Top of MATERIAL FOR THE TASK
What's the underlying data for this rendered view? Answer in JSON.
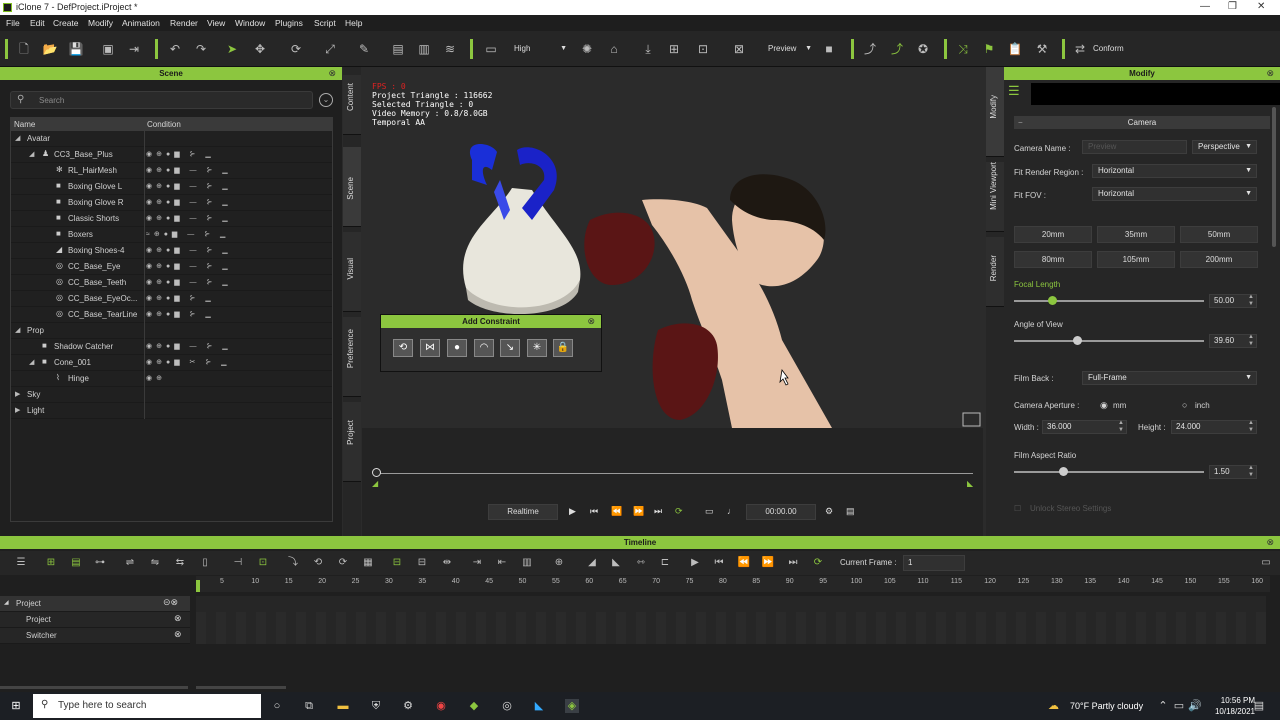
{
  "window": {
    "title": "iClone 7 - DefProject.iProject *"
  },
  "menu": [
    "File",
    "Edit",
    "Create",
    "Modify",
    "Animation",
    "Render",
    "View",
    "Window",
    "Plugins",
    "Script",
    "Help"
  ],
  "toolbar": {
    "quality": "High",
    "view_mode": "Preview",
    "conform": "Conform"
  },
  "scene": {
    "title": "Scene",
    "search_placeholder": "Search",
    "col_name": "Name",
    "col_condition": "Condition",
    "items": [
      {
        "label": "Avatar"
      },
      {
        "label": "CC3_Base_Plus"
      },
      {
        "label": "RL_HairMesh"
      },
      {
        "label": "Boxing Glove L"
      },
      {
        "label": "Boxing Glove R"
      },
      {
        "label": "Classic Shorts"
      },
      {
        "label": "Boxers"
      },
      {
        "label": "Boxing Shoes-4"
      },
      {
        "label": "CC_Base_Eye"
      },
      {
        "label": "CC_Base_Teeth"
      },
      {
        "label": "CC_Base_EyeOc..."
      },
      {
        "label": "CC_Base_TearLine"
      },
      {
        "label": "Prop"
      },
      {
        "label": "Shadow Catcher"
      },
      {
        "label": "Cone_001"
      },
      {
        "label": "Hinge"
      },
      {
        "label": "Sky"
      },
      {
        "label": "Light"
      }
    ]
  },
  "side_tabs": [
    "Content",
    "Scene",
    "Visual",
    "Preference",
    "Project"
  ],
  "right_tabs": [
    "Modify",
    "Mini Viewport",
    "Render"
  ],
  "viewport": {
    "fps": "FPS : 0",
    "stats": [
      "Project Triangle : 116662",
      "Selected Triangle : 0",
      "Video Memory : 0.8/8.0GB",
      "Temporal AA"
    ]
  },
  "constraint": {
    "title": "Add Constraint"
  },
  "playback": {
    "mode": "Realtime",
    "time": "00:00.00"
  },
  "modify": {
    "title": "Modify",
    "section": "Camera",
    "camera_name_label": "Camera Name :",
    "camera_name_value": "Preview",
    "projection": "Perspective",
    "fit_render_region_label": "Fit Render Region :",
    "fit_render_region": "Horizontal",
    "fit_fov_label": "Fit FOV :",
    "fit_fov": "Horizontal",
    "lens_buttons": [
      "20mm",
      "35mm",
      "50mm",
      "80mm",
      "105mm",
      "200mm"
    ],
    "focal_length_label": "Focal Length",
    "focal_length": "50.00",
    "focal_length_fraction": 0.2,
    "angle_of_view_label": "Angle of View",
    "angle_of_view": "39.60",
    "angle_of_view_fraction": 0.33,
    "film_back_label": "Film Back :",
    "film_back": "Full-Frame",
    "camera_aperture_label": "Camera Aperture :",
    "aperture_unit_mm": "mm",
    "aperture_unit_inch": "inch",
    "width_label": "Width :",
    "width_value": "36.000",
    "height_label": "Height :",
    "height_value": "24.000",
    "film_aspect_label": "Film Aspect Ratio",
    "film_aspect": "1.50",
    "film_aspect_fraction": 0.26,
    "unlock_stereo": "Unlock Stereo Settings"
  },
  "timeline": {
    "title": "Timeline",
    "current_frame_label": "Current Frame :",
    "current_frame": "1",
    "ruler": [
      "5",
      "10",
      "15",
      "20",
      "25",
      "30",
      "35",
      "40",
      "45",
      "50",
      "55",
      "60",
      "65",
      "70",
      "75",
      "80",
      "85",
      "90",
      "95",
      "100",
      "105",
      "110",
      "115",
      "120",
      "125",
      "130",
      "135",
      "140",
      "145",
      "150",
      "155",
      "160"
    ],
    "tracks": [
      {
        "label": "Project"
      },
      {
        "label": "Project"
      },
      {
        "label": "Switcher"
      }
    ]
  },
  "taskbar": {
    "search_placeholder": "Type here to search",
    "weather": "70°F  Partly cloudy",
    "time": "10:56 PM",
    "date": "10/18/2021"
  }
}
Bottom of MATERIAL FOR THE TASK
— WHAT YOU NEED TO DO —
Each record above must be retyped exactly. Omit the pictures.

— TASK RESULT —
What's the underlying data for this rendered view? Answer in JSON.
{
  "window": {
    "title": "iClone 7 - DefProject.iProject *"
  },
  "menu": [
    "File",
    "Edit",
    "Create",
    "Modify",
    "Animation",
    "Render",
    "View",
    "Window",
    "Plugins",
    "Script",
    "Help"
  ],
  "toolbar": {
    "quality": "High",
    "view_mode": "Preview",
    "conform": "Conform"
  },
  "scene": {
    "title": "Scene",
    "search_placeholder": "Search",
    "col_name": "Name",
    "col_condition": "Condition",
    "items": [
      {
        "label": "Avatar"
      },
      {
        "label": "CC3_Base_Plus"
      },
      {
        "label": "RL_HairMesh"
      },
      {
        "label": "Boxing Glove L"
      },
      {
        "label": "Boxing Glove R"
      },
      {
        "label": "Classic Shorts"
      },
      {
        "label": "Boxers"
      },
      {
        "label": "Boxing Shoes-4"
      },
      {
        "label": "CC_Base_Eye"
      },
      {
        "label": "CC_Base_Teeth"
      },
      {
        "label": "CC_Base_EyeOc..."
      },
      {
        "label": "CC_Base_TearLine"
      },
      {
        "label": "Prop"
      },
      {
        "label": "Shadow Catcher"
      },
      {
        "label": "Cone_001"
      },
      {
        "label": "Hinge"
      },
      {
        "label": "Sky"
      },
      {
        "label": "Light"
      }
    ]
  },
  "side_tabs": [
    "Content",
    "Scene",
    "Visual",
    "Preference",
    "Project"
  ],
  "right_tabs": [
    "Modify",
    "Mini Viewport",
    "Render"
  ],
  "viewport": {
    "fps": "FPS : 0",
    "stats": [
      "Project Triangle : 116662",
      "Selected Triangle : 0",
      "Video Memory : 0.8/8.0GB",
      "Temporal AA"
    ]
  },
  "constraint": {
    "title": "Add Constraint"
  },
  "playback": {
    "mode": "Realtime",
    "time": "00:00.00"
  },
  "modify": {
    "title": "Modify",
    "section": "Camera",
    "camera_name_label": "Camera Name :",
    "camera_name_value": "Preview",
    "projection": "Perspective",
    "fit_render_region_label": "Fit Render Region :",
    "fit_render_region": "Horizontal",
    "fit_fov_label": "Fit FOV :",
    "fit_fov": "Horizontal",
    "lens_buttons": [
      "20mm",
      "35mm",
      "50mm",
      "80mm",
      "105mm",
      "200mm"
    ],
    "focal_length_label": "Focal Length",
    "focal_length": "50.00",
    "focal_length_fraction": 0.2,
    "angle_of_view_label": "Angle of View",
    "angle_of_view": "39.60",
    "angle_of_view_fraction": 0.33,
    "film_back_label": "Film Back :",
    "film_back": "Full-Frame",
    "camera_aperture_label": "Camera Aperture :",
    "aperture_unit_mm": "mm",
    "aperture_unit_inch": "inch",
    "width_label": "Width :",
    "width_value": "36.000",
    "height_label": "Height :",
    "height_value": "24.000",
    "film_aspect_label": "Film Aspect Ratio",
    "film_aspect": "1.50",
    "film_aspect_fraction": 0.26,
    "unlock_stereo": "Unlock Stereo Settings"
  },
  "timeline": {
    "title": "Timeline",
    "current_frame_label": "Current Frame :",
    "current_frame": "1",
    "ruler": [
      "5",
      "10",
      "15",
      "20",
      "25",
      "30",
      "35",
      "40",
      "45",
      "50",
      "55",
      "60",
      "65",
      "70",
      "75",
      "80",
      "85",
      "90",
      "95",
      "100",
      "105",
      "110",
      "115",
      "120",
      "125",
      "130",
      "135",
      "140",
      "145",
      "150",
      "155",
      "160"
    ],
    "tracks": [
      {
        "label": "Project"
      },
      {
        "label": "Project"
      },
      {
        "label": "Switcher"
      }
    ]
  },
  "taskbar": {
    "search_placeholder": "Type here to search",
    "weather": "70°F  Partly cloudy",
    "time": "10:56 PM",
    "date": "10/18/2021"
  }
}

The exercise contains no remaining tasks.